• [Task]: Please reproduce every entry below without omitting a single line.
- - - -
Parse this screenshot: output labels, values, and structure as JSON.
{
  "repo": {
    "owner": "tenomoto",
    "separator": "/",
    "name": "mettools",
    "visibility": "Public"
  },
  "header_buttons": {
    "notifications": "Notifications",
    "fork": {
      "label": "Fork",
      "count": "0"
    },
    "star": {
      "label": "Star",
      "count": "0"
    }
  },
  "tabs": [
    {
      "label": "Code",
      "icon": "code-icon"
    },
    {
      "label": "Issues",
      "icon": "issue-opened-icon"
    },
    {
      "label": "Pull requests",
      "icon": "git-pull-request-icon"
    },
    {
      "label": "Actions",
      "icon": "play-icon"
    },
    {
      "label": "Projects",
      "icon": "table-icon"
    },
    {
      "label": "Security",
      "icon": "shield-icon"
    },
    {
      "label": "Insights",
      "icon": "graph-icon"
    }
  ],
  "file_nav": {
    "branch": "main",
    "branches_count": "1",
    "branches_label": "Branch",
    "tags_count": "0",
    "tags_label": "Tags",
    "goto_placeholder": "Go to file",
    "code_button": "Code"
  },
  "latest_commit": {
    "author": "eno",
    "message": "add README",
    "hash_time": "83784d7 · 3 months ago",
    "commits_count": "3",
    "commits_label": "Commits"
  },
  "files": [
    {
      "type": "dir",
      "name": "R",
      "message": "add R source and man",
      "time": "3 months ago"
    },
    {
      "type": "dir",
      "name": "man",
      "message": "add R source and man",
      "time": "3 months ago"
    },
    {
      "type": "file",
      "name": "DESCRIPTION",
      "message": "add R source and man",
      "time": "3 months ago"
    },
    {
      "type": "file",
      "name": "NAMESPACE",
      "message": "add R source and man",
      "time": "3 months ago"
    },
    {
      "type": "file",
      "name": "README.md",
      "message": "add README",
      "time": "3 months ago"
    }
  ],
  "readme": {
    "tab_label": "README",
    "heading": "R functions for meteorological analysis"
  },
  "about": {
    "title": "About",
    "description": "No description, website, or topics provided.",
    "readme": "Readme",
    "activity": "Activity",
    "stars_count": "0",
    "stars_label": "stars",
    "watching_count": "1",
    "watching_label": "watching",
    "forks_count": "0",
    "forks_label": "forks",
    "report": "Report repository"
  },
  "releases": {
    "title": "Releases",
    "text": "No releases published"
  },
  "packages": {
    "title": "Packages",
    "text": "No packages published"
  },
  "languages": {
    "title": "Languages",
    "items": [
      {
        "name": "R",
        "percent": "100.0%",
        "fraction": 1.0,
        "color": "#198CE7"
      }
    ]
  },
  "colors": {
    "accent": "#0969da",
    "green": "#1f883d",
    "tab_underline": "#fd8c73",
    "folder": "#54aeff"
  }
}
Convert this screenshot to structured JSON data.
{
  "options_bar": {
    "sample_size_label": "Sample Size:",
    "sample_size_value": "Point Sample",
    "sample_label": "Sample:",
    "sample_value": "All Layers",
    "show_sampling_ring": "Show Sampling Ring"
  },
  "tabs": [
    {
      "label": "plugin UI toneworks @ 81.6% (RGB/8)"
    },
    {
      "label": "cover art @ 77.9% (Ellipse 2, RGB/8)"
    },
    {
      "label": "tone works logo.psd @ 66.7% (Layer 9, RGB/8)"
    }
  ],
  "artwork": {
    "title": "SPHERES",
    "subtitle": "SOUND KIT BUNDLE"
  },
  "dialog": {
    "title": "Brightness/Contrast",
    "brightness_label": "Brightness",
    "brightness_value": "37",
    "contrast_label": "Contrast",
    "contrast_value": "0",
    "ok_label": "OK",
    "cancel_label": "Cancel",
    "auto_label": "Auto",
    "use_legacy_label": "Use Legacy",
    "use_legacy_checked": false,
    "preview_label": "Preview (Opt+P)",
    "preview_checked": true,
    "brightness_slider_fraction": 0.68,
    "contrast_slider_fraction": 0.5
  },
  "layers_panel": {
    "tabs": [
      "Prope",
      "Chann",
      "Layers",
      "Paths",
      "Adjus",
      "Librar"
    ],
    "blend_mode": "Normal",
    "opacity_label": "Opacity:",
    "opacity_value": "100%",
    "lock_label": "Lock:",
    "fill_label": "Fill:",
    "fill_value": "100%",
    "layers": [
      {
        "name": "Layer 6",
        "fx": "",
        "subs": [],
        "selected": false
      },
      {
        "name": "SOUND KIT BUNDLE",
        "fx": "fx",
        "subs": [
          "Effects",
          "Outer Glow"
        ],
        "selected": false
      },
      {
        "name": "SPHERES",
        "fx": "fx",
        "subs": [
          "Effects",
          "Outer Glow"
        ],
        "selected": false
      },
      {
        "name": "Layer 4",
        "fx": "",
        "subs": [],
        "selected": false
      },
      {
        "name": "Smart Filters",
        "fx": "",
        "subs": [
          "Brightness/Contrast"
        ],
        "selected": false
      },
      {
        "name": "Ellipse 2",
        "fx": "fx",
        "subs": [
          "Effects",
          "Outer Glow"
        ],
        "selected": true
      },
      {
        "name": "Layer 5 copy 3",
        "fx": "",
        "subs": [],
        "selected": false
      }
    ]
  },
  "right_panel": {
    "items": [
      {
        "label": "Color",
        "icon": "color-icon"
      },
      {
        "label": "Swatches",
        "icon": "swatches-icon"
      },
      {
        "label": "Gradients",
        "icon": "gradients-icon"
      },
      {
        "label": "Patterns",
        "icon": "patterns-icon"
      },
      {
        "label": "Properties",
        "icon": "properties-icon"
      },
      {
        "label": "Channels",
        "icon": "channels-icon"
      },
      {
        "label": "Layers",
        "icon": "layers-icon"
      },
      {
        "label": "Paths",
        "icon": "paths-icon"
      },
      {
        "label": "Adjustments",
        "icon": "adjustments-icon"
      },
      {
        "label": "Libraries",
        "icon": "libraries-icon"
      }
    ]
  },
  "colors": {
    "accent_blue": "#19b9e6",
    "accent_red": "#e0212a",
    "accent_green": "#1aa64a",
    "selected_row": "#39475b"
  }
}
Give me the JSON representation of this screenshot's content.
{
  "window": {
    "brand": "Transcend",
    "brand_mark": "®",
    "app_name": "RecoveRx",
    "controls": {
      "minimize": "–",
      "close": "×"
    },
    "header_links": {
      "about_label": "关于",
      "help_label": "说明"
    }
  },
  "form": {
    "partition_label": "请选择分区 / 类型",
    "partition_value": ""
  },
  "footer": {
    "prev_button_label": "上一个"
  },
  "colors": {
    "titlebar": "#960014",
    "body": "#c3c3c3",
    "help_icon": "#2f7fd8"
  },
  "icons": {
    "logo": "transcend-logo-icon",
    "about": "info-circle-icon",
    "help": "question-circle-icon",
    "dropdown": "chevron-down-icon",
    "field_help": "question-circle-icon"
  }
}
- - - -
• [Result]:
Parse this screenshot: output labels, values, and structure as JSON.
{
  "repo": {
    "owner": "tenomoto",
    "separator": "/",
    "name": "mettools",
    "visibility": "Public"
  },
  "header_buttons": {
    "notifications": "Notifications",
    "fork": {
      "label": "Fork",
      "count": "0"
    },
    "star": {
      "label": "Star",
      "count": "0"
    }
  },
  "tabs": [
    {
      "label": "Code",
      "icon": "code-icon"
    },
    {
      "label": "Issues",
      "icon": "issue-opened-icon"
    },
    {
      "label": "Pull requests",
      "icon": "git-pull-request-icon"
    },
    {
      "label": "Actions",
      "icon": "play-icon"
    },
    {
      "label": "Projects",
      "icon": "table-icon"
    },
    {
      "label": "Security",
      "icon": "shield-icon"
    },
    {
      "label": "Insights",
      "icon": "graph-icon"
    }
  ],
  "file_nav": {
    "branch": "main",
    "branches_count": "1",
    "branches_label": "Branch",
    "tags_count": "0",
    "tags_label": "Tags",
    "goto_placeholder": "Go to file",
    "code_button": "Code"
  },
  "latest_commit": {
    "author": "eno",
    "message": "add README",
    "hash_time": "83784d7 · 3 months ago",
    "commits_count": "3",
    "commits_label": "Commits"
  },
  "files": [
    {
      "type": "dir",
      "name": "R",
      "message": "add R source and man",
      "time": "3 months ago"
    },
    {
      "type": "dir",
      "name": "man",
      "message": "add R source and man",
      "time": "3 months ago"
    },
    {
      "type": "file",
      "name": "DESCRIPTION",
      "message": "add R source and man",
      "time": "3 months ago"
    },
    {
      "type": "file",
      "name": "NAMESPACE",
      "message": "add R source and man",
      "time": "3 months ago"
    },
    {
      "type": "file",
      "name": "README.md",
      "message": "add README",
      "time": "3 months ago"
    }
  ],
  "readme": {
    "tab_label": "README",
    "heading": "R functions for meteorological analysis"
  },
  "about": {
    "title": "About",
    "description": "No description, website, or topics provided.",
    "readme": "Readme",
    "activity": "Activity",
    "stars_count": "0",
    "stars_label": "stars",
    "watching_count": "1",
    "watching_label": "watching",
    "forks_count": "0",
    "forks_label": "forks",
    "report": "Report repository"
  },
  "releases": {
    "title": "Releases",
    "text": "No releases published"
  },
  "packages": {
    "title": "Packages",
    "text": "No packages published"
  },
  "languages": {
    "title": "Languages",
    "items": [
      {
        "name": "R",
        "percent": "100.0%",
        "fraction": 1.0,
        "color": "#198CE7"
      }
    ]
  },
  "colors": {
    "accent": "#0969da",
    "green": "#1f883d",
    "tab_underline": "#fd8c73",
    "folder": "#54aeff"
  }
}
Convert this screenshot to structured JSON data.
{
  "options_bar": {
    "sample_size_label": "Sample Size:",
    "sample_size_value": "Point Sample",
    "sample_label": "Sample:",
    "sample_value": "All Layers",
    "show_sampling_ring": "Show Sampling Ring"
  },
  "tabs": [
    {
      "label": "plugin UI toneworks @ 81.6% (RGB/8)"
    },
    {
      "label": "cover art @ 77.9% (Ellipse 2, RGB/8)"
    },
    {
      "label": "tone works logo.psd @ 66.7% (Layer 9, RGB/8)"
    }
  ],
  "artwork": {
    "title": "SPHERES",
    "subtitle": "SOUND KIT BUNDLE"
  },
  "dialog": {
    "title": "Brightness/Contrast",
    "brightness_label": "Brightness",
    "brightness_value": "37",
    "contrast_label": "Contrast",
    "contrast_value": "0",
    "ok_label": "OK",
    "cancel_label": "Cancel",
    "auto_label": "Auto",
    "use_legacy_label": "Use Legacy",
    "use_legacy_checked": false,
    "preview_label": "Preview (Opt+P)",
    "preview_checked": true,
    "brightness_slider_fraction": 0.68,
    "contrast_slider_fraction": 0.5
  },
  "layers_panel": {
    "tabs": [
      "Prope",
      "Chann",
      "Layers",
      "Paths",
      "Adjus",
      "Librar"
    ],
    "blend_mode": "Normal",
    "opacity_label": "Opacity:",
    "opacity_value": "100%",
    "lock_label": "Lock:",
    "fill_label": "Fill:",
    "fill_value": "100%",
    "layers": [
      {
        "name": "Layer 6",
        "fx": "",
        "subs": [],
        "selected": false
      },
      {
        "name": "SOUND KIT BUNDLE",
        "fx": "fx",
        "subs": [
          "Effects",
          "Outer Glow"
        ],
        "selected": false
      },
      {
        "name": "SPHERES",
        "fx": "fx",
        "subs": [
          "Effects",
          "Outer Glow"
        ],
        "selected": false
      },
      {
        "name": "Layer 4",
        "fx": "",
        "subs": [],
        "selected": false
      },
      {
        "name": "Smart Filters",
        "fx": "",
        "subs": [
          "Brightness/Contrast"
        ],
        "selected": false
      },
      {
        "name": "Ellipse 2",
        "fx": "fx",
        "subs": [
          "Effects",
          "Outer Glow"
        ],
        "selected": true
      },
      {
        "name": "Layer 5 copy 3",
        "fx": "",
        "subs": [],
        "selected": false
      }
    ]
  },
  "right_panel": {
    "items": [
      {
        "label": "Color",
        "icon": "color-icon"
      },
      {
        "label": "Swatches",
        "icon": "swatches-icon"
      },
      {
        "label": "Gradients",
        "icon": "gradients-icon"
      },
      {
        "label": "Patterns",
        "icon": "patterns-icon"
      },
      {
        "label": "Properties",
        "icon": "properties-icon"
      },
      {
        "label": "Channels",
        "icon": "channels-icon"
      },
      {
        "label": "Layers",
        "icon": "layers-icon"
      },
      {
        "label": "Paths",
        "icon": "paths-icon"
      },
      {
        "label": "Adjustments",
        "icon": "adjustments-icon"
      },
      {
        "label": "Libraries",
        "icon": "libraries-icon"
      }
    ]
  },
  "colors": {
    "accent_blue": "#19b9e6",
    "accent_red": "#e0212a",
    "accent_green": "#1aa64a",
    "selected_row": "#39475b"
  }
}
Give me the JSON representation of this screenshot's content.
{
  "window": {
    "brand": "Transcend",
    "brand_mark": "®",
    "app_name": "RecoveRx",
    "controls": {
      "minimize": "–",
      "close": "×"
    },
    "header_links": {
      "about_label": "关于",
      "help_label": "说明"
    }
  },
  "form": {
    "partition_label": "请选择分区 / 类型",
    "partition_value": ""
  },
  "footer": {
    "prev_button_label": "上一个"
  },
  "colors": {
    "titlebar": "#960014",
    "body": "#c3c3c3",
    "help_icon": "#2f7fd8"
  },
  "icons": {
    "logo": "transcend-logo-icon",
    "about": "info-circle-icon",
    "help": "question-circle-icon",
    "dropdown": "chevron-down-icon",
    "field_help": "question-circle-icon"
  }
}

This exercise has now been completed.